(Beginning of Dataset extract)

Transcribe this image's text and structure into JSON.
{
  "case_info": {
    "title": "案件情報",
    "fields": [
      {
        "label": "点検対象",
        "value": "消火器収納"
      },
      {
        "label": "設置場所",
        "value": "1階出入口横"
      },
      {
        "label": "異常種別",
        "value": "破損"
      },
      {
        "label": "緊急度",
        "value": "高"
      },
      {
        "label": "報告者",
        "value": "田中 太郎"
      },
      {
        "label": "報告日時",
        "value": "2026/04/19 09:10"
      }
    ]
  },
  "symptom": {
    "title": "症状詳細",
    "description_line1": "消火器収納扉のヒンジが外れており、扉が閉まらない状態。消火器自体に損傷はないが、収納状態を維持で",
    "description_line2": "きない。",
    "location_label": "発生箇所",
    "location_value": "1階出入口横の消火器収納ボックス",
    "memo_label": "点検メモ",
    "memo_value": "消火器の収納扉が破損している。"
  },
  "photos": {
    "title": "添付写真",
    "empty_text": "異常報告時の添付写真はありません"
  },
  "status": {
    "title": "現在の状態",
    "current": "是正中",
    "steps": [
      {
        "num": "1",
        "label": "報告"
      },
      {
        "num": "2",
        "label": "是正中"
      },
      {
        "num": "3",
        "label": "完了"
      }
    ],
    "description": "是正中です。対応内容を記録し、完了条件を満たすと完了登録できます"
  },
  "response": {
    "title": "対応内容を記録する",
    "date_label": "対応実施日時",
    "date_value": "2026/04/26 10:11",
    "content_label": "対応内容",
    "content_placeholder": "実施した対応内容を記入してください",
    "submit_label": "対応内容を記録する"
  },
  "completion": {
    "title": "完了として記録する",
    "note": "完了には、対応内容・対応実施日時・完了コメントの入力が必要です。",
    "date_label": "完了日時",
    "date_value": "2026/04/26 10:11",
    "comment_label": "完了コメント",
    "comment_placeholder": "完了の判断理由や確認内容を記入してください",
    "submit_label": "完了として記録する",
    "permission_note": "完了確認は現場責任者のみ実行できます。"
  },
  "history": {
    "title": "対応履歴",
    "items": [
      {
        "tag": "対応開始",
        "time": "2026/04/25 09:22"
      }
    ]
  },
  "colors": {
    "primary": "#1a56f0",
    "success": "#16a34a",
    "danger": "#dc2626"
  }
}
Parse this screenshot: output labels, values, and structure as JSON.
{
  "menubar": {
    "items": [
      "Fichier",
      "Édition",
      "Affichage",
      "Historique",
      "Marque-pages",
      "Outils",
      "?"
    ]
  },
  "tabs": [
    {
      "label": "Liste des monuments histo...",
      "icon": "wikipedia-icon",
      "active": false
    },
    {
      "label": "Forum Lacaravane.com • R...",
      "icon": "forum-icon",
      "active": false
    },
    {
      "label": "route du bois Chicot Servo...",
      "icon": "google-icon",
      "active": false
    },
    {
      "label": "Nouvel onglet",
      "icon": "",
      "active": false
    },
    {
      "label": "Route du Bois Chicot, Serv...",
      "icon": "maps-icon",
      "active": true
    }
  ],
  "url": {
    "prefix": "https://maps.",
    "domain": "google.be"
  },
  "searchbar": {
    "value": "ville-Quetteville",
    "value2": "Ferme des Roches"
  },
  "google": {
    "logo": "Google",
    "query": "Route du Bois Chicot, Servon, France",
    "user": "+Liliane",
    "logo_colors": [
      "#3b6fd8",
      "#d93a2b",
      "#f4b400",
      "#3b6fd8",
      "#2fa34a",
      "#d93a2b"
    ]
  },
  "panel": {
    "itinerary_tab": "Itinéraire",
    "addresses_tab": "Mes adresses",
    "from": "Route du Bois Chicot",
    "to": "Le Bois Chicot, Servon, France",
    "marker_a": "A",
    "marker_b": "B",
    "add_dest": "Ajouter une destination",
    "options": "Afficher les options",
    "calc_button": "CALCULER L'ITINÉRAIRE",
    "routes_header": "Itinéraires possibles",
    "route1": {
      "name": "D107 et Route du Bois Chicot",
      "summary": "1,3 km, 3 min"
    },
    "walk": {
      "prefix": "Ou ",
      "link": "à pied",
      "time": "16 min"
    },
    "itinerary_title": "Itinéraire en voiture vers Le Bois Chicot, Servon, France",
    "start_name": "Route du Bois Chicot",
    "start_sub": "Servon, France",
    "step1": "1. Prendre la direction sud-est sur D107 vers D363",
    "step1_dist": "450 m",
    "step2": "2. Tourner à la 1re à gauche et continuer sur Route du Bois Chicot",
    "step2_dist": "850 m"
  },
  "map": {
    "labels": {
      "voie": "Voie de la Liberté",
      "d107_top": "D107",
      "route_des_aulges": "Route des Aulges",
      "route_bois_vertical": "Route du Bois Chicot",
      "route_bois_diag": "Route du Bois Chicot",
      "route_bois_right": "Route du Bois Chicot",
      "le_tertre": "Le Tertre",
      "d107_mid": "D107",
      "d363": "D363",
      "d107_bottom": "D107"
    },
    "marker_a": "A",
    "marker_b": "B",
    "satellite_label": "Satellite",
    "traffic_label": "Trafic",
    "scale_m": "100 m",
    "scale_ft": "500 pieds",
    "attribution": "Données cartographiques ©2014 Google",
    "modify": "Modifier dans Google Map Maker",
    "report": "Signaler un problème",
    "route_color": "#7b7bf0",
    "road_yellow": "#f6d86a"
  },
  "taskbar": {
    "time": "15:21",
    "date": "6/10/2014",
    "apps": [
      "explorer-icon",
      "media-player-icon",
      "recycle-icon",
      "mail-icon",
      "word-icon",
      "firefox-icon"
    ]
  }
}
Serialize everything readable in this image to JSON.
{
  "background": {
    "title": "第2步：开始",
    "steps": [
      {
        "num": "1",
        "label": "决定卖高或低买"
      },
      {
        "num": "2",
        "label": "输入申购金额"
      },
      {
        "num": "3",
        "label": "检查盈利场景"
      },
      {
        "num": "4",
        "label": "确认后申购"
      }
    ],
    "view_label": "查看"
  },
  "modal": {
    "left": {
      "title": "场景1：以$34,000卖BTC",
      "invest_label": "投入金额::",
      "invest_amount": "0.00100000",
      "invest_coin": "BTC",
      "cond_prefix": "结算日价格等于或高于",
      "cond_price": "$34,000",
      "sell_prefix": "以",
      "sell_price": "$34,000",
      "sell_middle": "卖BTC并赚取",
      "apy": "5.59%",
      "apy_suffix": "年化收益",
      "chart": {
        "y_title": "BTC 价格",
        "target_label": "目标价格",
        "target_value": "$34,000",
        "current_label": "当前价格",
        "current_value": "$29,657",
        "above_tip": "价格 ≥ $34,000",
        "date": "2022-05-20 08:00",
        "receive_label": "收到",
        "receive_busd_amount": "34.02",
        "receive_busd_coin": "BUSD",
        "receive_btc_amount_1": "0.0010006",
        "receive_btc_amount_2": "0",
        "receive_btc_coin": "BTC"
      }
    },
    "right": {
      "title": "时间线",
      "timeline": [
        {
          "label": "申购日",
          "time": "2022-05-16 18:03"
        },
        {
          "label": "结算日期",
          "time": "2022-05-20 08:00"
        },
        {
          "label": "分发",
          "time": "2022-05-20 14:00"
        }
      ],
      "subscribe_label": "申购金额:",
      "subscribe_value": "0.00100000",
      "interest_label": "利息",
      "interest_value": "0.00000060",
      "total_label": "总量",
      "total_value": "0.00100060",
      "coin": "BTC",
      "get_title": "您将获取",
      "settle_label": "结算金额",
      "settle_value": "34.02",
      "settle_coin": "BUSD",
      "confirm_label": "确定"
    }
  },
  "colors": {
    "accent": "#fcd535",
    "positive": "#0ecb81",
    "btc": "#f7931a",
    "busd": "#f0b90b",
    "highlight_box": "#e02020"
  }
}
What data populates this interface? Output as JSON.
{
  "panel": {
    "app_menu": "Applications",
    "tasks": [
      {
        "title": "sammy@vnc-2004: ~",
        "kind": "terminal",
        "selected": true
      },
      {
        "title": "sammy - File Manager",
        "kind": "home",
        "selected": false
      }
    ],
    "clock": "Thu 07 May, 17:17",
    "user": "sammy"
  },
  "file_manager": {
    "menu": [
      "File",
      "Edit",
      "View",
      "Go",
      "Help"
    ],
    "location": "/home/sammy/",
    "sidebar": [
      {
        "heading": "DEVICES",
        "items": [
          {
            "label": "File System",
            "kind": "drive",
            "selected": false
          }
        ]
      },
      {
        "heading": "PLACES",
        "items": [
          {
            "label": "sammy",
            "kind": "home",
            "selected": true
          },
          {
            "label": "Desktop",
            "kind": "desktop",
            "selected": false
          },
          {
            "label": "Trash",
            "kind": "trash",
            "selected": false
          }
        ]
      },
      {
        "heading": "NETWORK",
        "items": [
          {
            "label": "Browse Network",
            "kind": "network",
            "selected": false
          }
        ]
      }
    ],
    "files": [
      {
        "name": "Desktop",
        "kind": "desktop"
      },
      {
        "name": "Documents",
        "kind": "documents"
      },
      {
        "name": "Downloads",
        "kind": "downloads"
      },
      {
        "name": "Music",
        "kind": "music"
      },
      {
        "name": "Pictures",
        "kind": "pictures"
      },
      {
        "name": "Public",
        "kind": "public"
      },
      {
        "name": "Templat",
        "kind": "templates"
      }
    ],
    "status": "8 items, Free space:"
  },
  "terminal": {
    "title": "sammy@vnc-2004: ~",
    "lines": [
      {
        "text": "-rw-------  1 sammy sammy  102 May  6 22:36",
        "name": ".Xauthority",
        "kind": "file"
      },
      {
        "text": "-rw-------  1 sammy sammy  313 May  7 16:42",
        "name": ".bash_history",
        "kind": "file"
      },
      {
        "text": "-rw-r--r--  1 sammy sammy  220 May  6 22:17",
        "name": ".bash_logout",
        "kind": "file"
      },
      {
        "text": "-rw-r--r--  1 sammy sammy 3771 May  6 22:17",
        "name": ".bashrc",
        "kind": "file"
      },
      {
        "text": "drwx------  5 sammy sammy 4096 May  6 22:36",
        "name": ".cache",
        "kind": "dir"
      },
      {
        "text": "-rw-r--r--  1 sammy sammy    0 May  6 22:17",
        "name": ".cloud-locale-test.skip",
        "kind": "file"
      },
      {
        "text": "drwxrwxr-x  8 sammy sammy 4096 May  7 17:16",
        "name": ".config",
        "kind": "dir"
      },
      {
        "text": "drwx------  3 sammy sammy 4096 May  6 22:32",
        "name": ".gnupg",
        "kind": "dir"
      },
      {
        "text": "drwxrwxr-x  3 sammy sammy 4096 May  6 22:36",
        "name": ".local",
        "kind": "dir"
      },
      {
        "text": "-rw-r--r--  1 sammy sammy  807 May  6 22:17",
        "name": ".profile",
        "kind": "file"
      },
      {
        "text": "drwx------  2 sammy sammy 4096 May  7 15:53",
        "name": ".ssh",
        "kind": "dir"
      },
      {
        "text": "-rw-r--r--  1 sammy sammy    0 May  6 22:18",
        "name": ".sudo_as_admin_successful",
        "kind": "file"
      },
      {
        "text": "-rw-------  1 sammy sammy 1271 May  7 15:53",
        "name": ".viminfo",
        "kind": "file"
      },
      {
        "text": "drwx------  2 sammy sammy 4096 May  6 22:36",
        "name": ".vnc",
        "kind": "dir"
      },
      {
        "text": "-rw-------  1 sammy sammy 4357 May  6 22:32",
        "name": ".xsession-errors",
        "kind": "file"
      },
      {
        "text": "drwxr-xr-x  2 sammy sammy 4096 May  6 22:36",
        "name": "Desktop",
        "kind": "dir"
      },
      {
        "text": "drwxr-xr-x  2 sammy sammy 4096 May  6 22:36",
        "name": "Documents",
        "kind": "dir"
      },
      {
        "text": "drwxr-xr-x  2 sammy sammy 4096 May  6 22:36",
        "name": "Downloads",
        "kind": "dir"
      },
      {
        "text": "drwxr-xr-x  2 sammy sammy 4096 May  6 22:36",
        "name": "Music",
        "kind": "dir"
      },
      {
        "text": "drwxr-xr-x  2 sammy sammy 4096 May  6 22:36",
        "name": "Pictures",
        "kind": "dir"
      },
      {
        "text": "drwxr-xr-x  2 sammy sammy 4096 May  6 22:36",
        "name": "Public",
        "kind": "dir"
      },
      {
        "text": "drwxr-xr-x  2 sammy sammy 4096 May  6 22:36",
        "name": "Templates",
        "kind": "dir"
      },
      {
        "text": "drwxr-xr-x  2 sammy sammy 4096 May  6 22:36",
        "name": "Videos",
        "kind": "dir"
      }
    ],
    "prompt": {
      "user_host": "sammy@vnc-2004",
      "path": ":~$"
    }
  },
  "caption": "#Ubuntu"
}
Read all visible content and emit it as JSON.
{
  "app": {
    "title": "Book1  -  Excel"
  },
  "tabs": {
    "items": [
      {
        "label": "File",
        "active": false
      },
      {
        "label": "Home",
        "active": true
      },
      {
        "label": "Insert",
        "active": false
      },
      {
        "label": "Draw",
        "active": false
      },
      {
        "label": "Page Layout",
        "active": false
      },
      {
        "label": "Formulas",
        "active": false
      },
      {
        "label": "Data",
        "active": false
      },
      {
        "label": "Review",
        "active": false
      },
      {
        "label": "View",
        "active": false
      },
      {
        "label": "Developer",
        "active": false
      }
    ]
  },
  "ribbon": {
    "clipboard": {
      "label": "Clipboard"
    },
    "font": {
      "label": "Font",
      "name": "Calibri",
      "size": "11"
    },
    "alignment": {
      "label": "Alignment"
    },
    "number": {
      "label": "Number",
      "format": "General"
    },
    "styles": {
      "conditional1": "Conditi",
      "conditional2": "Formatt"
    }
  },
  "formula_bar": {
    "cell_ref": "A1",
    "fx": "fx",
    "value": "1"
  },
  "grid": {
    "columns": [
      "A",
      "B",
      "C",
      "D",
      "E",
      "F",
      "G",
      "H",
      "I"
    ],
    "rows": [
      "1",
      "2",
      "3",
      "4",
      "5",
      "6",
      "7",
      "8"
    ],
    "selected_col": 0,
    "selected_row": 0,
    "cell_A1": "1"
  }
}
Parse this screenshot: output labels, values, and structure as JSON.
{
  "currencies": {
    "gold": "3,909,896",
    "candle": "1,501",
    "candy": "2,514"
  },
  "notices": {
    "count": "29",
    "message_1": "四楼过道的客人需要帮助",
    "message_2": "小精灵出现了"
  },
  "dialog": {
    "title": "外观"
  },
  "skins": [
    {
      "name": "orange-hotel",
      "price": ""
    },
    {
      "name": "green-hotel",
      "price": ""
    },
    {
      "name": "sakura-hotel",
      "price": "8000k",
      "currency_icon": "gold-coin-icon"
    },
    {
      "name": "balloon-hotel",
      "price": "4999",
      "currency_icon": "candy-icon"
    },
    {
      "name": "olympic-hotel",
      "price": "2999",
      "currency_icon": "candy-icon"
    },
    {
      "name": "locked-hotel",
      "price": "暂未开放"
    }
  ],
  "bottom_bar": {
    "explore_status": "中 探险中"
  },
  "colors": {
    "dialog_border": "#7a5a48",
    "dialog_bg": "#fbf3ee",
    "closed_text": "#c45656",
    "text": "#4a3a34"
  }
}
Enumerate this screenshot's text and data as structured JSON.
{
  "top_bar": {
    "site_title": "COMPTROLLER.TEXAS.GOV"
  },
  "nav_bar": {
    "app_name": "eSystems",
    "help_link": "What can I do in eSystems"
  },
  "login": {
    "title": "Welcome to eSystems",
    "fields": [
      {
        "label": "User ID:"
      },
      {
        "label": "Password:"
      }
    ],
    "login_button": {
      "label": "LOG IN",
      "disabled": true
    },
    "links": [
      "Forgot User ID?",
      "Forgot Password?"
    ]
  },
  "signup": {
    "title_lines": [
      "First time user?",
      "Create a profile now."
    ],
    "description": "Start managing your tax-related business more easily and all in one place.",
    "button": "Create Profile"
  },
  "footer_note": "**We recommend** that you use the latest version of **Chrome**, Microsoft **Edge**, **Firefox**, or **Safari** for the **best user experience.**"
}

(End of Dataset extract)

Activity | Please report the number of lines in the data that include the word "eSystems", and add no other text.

Answer space | 3